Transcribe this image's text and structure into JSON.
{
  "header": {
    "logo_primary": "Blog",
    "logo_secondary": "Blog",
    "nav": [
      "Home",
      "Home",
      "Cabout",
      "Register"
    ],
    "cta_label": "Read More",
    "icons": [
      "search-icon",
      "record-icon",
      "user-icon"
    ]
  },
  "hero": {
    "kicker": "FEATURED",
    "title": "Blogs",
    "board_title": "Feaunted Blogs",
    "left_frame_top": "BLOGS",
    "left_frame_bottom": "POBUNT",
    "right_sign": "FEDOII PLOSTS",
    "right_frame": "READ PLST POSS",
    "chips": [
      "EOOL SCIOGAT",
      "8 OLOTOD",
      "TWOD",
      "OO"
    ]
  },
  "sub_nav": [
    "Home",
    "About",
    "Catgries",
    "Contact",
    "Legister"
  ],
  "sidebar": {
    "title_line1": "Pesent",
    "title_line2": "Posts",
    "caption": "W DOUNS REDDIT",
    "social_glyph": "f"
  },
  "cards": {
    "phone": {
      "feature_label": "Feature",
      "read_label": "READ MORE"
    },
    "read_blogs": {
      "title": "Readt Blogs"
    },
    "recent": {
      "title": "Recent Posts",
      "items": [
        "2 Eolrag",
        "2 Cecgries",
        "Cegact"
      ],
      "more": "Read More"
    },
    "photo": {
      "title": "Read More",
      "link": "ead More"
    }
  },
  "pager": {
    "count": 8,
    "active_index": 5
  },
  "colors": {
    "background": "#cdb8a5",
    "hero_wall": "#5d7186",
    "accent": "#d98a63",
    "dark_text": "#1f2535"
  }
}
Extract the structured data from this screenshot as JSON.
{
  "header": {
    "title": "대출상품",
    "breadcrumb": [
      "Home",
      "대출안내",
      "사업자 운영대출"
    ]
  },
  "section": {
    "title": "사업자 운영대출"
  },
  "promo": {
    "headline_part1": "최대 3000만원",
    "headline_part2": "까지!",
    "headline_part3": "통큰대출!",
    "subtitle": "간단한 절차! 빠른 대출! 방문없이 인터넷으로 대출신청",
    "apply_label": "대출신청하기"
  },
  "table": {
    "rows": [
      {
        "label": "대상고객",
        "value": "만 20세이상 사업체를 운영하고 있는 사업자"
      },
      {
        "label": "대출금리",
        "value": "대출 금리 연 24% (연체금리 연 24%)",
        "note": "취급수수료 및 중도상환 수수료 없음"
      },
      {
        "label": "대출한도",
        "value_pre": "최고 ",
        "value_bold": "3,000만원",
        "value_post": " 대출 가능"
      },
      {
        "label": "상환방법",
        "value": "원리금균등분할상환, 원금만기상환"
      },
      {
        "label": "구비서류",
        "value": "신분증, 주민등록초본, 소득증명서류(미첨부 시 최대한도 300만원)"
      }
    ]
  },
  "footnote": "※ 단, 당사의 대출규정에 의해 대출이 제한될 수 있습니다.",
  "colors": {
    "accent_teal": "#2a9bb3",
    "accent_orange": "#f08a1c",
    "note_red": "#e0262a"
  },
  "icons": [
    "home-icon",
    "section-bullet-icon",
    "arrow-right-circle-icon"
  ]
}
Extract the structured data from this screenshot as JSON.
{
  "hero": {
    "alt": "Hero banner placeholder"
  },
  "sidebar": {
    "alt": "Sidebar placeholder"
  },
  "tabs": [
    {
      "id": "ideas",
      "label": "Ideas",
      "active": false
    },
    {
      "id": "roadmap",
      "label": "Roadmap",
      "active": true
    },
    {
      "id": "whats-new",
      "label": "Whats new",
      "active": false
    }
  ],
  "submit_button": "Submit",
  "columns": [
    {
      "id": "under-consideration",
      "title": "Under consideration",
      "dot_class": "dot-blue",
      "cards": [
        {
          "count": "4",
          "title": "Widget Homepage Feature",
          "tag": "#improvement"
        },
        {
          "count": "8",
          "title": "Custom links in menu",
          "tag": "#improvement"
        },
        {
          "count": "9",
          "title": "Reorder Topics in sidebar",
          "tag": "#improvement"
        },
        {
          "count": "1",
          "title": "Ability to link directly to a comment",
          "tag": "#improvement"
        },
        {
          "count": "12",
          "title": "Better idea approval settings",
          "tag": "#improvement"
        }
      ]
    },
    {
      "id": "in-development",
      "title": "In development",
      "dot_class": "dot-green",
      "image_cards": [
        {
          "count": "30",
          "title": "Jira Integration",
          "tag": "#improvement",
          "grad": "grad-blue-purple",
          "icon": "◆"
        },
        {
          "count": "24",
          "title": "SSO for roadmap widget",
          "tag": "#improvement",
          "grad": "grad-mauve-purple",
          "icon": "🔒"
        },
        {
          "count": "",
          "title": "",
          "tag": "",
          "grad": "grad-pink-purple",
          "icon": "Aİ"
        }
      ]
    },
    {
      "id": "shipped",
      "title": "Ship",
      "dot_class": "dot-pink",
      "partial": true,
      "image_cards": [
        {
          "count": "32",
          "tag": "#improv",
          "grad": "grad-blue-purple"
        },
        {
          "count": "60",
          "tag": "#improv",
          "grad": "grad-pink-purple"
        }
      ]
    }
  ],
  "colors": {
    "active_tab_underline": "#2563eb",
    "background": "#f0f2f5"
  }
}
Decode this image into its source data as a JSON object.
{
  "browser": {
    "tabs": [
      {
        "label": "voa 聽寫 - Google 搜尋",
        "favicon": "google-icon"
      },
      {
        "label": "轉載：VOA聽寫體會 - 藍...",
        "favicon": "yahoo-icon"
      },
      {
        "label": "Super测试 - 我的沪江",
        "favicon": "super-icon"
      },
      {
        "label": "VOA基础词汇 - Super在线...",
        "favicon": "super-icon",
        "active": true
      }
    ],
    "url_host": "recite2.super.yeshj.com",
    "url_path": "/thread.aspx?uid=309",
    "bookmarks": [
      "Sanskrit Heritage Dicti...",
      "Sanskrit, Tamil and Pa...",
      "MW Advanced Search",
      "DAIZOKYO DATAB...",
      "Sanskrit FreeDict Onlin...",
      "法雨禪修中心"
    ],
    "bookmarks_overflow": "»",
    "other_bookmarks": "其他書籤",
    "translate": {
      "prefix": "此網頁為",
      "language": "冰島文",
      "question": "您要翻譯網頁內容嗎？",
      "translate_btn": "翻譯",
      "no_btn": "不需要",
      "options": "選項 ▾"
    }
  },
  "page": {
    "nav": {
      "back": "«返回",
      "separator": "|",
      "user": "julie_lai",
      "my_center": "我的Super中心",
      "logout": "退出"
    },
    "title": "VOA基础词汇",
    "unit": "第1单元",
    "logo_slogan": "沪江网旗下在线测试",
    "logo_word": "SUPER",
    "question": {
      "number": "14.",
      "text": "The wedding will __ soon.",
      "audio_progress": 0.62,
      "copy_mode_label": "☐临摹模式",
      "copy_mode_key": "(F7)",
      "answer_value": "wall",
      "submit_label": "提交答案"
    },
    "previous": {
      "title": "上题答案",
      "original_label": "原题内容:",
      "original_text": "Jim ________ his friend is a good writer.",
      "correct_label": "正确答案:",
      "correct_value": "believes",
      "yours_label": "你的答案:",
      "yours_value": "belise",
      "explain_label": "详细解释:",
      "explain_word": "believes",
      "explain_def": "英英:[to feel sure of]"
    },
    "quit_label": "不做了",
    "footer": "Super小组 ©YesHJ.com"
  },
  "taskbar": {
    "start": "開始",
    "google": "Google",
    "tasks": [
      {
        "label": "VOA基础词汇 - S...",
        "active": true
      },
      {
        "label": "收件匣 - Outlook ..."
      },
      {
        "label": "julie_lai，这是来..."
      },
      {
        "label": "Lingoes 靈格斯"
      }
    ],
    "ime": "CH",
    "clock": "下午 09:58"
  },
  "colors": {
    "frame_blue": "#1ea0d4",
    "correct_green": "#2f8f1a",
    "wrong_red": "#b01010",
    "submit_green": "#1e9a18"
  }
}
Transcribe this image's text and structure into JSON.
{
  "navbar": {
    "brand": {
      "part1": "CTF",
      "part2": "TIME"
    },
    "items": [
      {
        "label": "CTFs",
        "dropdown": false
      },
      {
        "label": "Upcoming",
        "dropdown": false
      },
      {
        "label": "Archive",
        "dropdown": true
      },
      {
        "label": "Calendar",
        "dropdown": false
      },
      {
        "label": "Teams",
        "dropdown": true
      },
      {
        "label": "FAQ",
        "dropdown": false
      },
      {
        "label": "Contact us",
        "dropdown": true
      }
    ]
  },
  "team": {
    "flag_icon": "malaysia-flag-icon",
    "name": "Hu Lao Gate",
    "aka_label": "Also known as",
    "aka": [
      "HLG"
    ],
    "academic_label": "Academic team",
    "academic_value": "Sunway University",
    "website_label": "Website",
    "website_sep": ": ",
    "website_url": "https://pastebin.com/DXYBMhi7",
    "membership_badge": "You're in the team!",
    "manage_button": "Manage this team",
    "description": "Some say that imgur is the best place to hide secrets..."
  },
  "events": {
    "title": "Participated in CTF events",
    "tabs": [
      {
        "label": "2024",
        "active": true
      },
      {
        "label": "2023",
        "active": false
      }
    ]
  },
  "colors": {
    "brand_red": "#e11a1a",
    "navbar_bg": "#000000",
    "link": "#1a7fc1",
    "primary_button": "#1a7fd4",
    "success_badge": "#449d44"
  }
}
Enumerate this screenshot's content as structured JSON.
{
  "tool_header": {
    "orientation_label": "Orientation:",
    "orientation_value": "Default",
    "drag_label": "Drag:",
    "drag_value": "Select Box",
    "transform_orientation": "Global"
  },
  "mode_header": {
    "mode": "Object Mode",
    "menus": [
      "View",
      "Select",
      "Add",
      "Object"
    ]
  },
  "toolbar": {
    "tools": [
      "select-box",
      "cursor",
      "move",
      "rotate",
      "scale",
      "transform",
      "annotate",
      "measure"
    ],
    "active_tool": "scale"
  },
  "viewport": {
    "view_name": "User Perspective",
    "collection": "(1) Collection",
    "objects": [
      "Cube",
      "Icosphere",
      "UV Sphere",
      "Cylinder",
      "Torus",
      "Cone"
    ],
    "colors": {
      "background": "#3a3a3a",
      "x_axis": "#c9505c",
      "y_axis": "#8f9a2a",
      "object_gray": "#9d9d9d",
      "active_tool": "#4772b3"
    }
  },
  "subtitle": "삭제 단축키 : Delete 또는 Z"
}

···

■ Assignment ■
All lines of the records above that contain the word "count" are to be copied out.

■ Answer below ■
    "count": 8,
          "count": "4",
          "count": "8",
          "count": "9",
          "count": "1",
          "count": "12",
          "count": "30",
          "count": "24",
          "count": "",
          "count": "32",
          "count": "60",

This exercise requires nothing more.